A Programmer’s Guide to Beating the Robots and ATS-Optimizing Your Resume

Written By Max Woolf

Imagine you find a fat job offer at one of those unicorn companies. It’s got sky-high pay, flex hours, remote work, and more benefits than IBM can offer.

It also comes with a Herman Miller chair, an SSD-powered laptop, two vertical and horizontal monitors, and a Zuckerberg-mansion-like kitchen that’s chock-full with free food.

You dive into writing your programmer resume with a rage-fueled focus in hopes of getting the callback. Four weeks later, you’re still unemployed and living on Top Ramen.

How come?! In short, you got rejected by the robots. A human eye has never seen your application.

Take heart. You’re about to learn how to cut through ATSs and land your dream job as an on-site programmer.

What Is the ATS, and How Does It Work?

Here’s the thing: Most tech companies get a whopping 250+ resumes in response to a job offer. Therefore,⁠ recruiters have to use special software to pre-filter applications.

The software is called applicant tracking system (ATS). It rips through programmer resumes and scores them for relevance.

How? Maciej Duszynski, a career expert at ResumeLab, explains:

The ATS checks tech resumes for keywords and compares them against the job description. As a result, only the most qualified programmers make it to a human review.

This is bad news if you don’t know how to modify your resume accordingly. But, on the other hand, it’s also good news. Because now you’re a quick scroll-down away from learning how to ATS-optimize your programmer resume and top the ranking!

Make a Crisp Programmer Resume Layout

You want your programmer resume to spotlight the perfect UX. Maybe drop some pictures or pick a nice font, right?

Bad move. ATSs will trip over anything fancy and reject your application out of confusion.

This means that you need to make a clear-cut programmer resume layout that’s ATS-friendly.

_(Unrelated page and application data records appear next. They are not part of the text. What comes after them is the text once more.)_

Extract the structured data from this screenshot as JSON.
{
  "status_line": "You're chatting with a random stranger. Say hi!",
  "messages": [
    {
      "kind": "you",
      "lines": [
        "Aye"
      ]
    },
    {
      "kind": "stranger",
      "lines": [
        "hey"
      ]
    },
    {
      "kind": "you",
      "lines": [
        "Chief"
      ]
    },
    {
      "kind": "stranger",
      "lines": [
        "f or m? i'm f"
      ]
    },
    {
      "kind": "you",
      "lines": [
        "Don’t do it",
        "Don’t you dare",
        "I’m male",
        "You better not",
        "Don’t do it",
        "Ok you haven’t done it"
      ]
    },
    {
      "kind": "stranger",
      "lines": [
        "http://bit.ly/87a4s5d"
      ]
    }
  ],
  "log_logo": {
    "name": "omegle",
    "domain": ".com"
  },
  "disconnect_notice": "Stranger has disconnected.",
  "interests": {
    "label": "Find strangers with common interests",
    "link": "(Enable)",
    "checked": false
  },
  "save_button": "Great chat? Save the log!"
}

Here’s how:

  • Slice your programmer resume into easily-navigable sections (e.g., skills, education, experience).
  • Stick to a recognizable resume format, for example, chronological, reverse-chronological, functional (highlights your skills over your work history), or combination (highlights both work history and skills).
  • Pick a classic font (e.g., Arial, Courier, or Times New Roman).
  • Break up your programmer resume with big headings and a ton of white space.
  • Make sure your bullet points are round.
  • Save your resume in PDF to keep the layout intact unless the job description states otherwise.

Once you lay out your resume in a user-friendly fashion, you will have increased your chances of landing your dream job.

Pepper Your Programmer Resume With Keywords

Now comes the juicy part.

Once you know how to keyword-tweak your programmer resume, you’ll be ATS’s best friend. It also means tech recruiters will throw job offers at your feet like rose petals.

What’s even better is that it’s as simple as coding a calculator.

First, skim through the job ad, and highlight crucial keywords related to duties and required experience.

Need a real-life example? Here’s a sample Java programmer job description:


  • Develop and maintain reports using SQL Server Reporting Services (SSRS).
  • Create system interfaces across multiple systems.
  • Design and modify programs using Visual Basic, MVC, ASP, JAVA, and C#.

As long as you have what it takes and you’ve done the tasks before, sprinkle the keywords into resume summary/objective, skills, and most importantly, the experience sections.

Also, be careful with acronyms. Make sure to use both the abbreviation and the spelled-out form to prevent confusion, for example, CLP: C Certified Professional Programmer.

Lastly, don’t try to game the system and keyword-stuff your programmer resume. Once you get ATS’s seal of approval, an actual recruiter will read your application. If they see through your keyword-stuffing trick, your resume will be flagged for malware.

Want a pro tip to boost your application success rate?

Make sure to use resume power words like streamlined, executed, introduced throughout your programmer resume to showcase the real-life impact of your work.

Don’t Let Things Fall Through the Cracks

You might be tempted to wish there were a surefire way to know an ATS would give you a high score, but you don’t have to. There are tools like Jobscan that can show a match-rate between your programmer resume and a job ad.

Best part? Jobscan can also give suggestions such as the following:

You are missing two important high-value skills on your resume. For example, “test automation” appears on the job description three times and is not on your resume. 

And so, before you send your application, run your programmer resume through an ATS testing tool. This way, you will be aware of any problem areas, and you will have the chance to resolve any possible issues.

In the End, It’s All About Preparation

As you can see, it might be everything but easy to get a solid programmer job.

In fact, if you don’t take time to ATS-tweak your resume, you won’t stand a chance against the competition.

But—if you know how to lay out your programmer resume, sprinkle it with just the right keywords, and use online tools that show your match-rate, you’ll skyrocket your application success rate.

Lastly, if you have trouble mining job ads for keywords, or you’d like to recommend any ATS testing tools that work best for you, drop me a line in the comments. Let’s chat!